I remember backpacking in the Carter Range in New Hampshire – it’s one valley over from the Presidentials in the White Mountains, and there were trails there that were so rocky, and the footing so unstable, it was such difficult hiking – I was tired, my pack felt heavy, the light was fading – and I got so angry at the trail. Why would anyone make a trail here? This trail is just boulders, why does this trail exist?

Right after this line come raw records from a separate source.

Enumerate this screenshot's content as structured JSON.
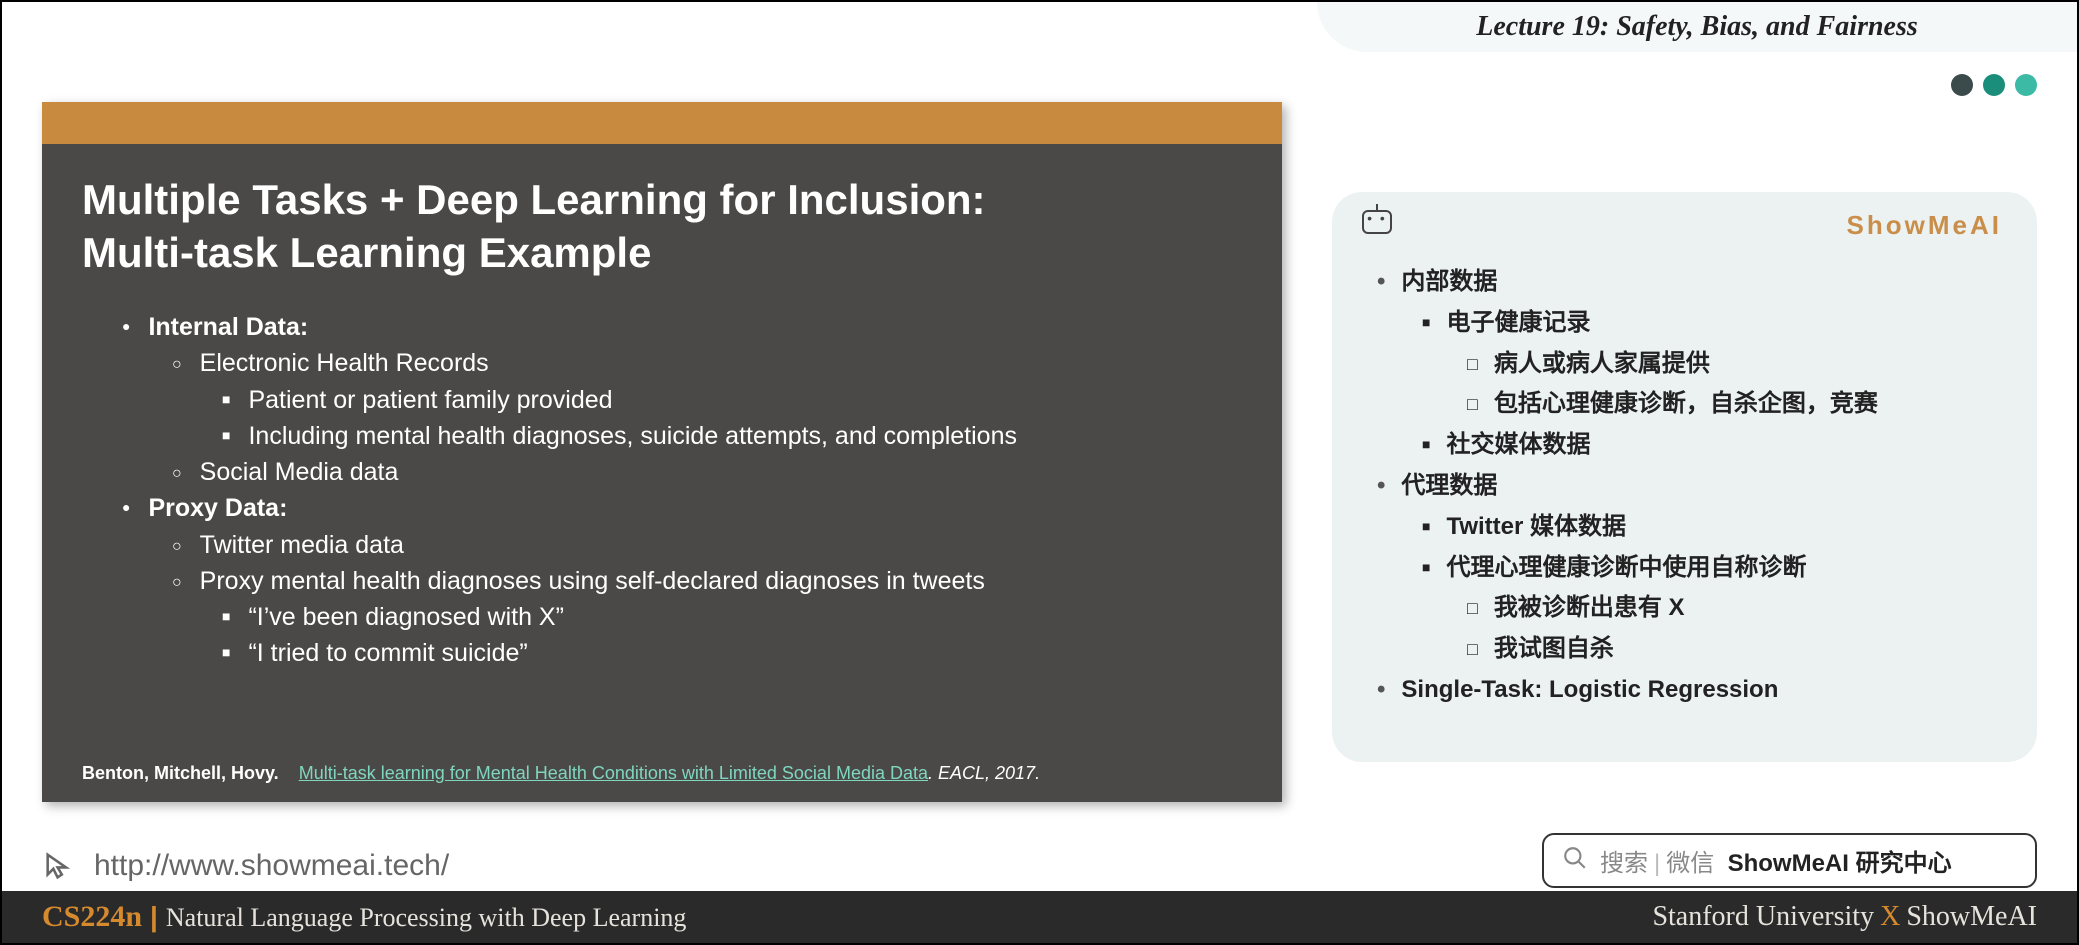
{
  "header": {
    "lecture_title": "Lecture 19: Safety, Bias, and Fairness"
  },
  "slide": {
    "title_line1": "Multiple Tasks + Deep Learning for Inclusion:",
    "title_line2": "Multi-task Learning Example",
    "bullets": {
      "internal_label": "Internal Data:",
      "ehr": "Electronic Health Records",
      "ehr_sub1": "Patient or patient family provided",
      "ehr_sub2": "Including mental health diagnoses, suicide attempts, and completions",
      "social": "Social Media data",
      "proxy_label": "Proxy Data:",
      "twitter": "Twitter media data",
      "proxy_diag": "Proxy mental health diagnoses using self-declared diagnoses in tweets",
      "quote1": "“I’ve been diagnosed with X”",
      "quote2": "“I tried to commit suicide”"
    },
    "citation": {
      "authors": "Benton, Mitchell, Hovy.",
      "link_text": "Multi-task learning for Mental Health Conditions with Limited Social Media Data",
      "venue": ". EACL, 2017."
    }
  },
  "notes": {
    "brand": "ShowMeAI",
    "items": {
      "internal": "内部数据",
      "ehr": "电子健康记录",
      "ehr_sub1": "病人或病人家属提供",
      "ehr_sub2": "包括心理健康诊断，自杀企图，竞赛",
      "social": "社交媒体数据",
      "proxy": "代理数据",
      "twitter": "Twitter 媒体数据",
      "proxy_diag": "代理心理健康诊断中使用自称诊断",
      "quote1": "我被诊断出患有 X",
      "quote2": "我试图自杀",
      "single_task": "Single-Task: Logistic Regression"
    }
  },
  "url": "http://www.showmeai.tech/",
  "search": {
    "hint1": "搜索",
    "hint2": "微信",
    "bold": "ShowMeAI 研究中心"
  },
  "footer": {
    "course_code": "CS224n",
    "course_name": "Natural Language Processing with Deep Learning",
    "uni": "Stanford University",
    "brand": "ShowMeAI"
  }
}
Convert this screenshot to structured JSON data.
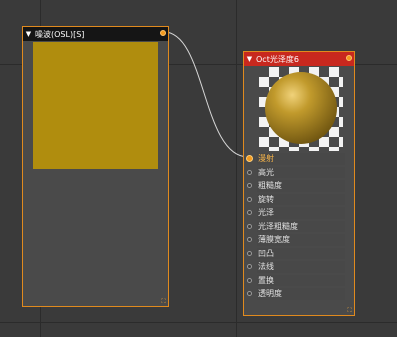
{
  "canvas": {
    "background_color": "#3a3a3a",
    "grid_color": "#2b2b2b"
  },
  "noise_node": {
    "title": "噪波(OSL)[S]",
    "collapse_icon": "triangle-down",
    "swatch_color": "#b08d0e",
    "border_color": "#e08a1e",
    "header_color": "#151515"
  },
  "material_node": {
    "title": "Oct光泽度6",
    "collapse_icon": "triangle-down",
    "header_color": "#c8281e",
    "preview_sphere_color": "#c19a2c",
    "params": [
      {
        "label": "漫射",
        "connected": true
      },
      {
        "label": "高光",
        "connected": false
      },
      {
        "label": "粗糙度",
        "connected": false
      },
      {
        "label": "旋转",
        "connected": false
      },
      {
        "label": "光泽",
        "connected": false
      },
      {
        "label": "光泽粗糙度",
        "connected": false
      },
      {
        "label": "薄膜宽度",
        "connected": false
      },
      {
        "label": "凹凸",
        "connected": false
      },
      {
        "label": "法线",
        "connected": false
      },
      {
        "label": "置换",
        "connected": false
      },
      {
        "label": "透明度",
        "connected": false
      }
    ]
  }
}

It was years later I realized I had some expectation of what a trail should be like – that it should be easier, smoother, it should have better footing. There shouldn’t be so many boulders and river rocks. It’s good to question our assumptions and expectations of how we think “it should be”. The trail just existed, someone chose to walk that way and set the trail. It’s a waste of energy to be angry when things don’t match your expectation. Maybe a better way is to ask why your assumption is thus and why you think your expectation of something is correct. Our expectations are a manifestation of our preconceived biases. Question your biases.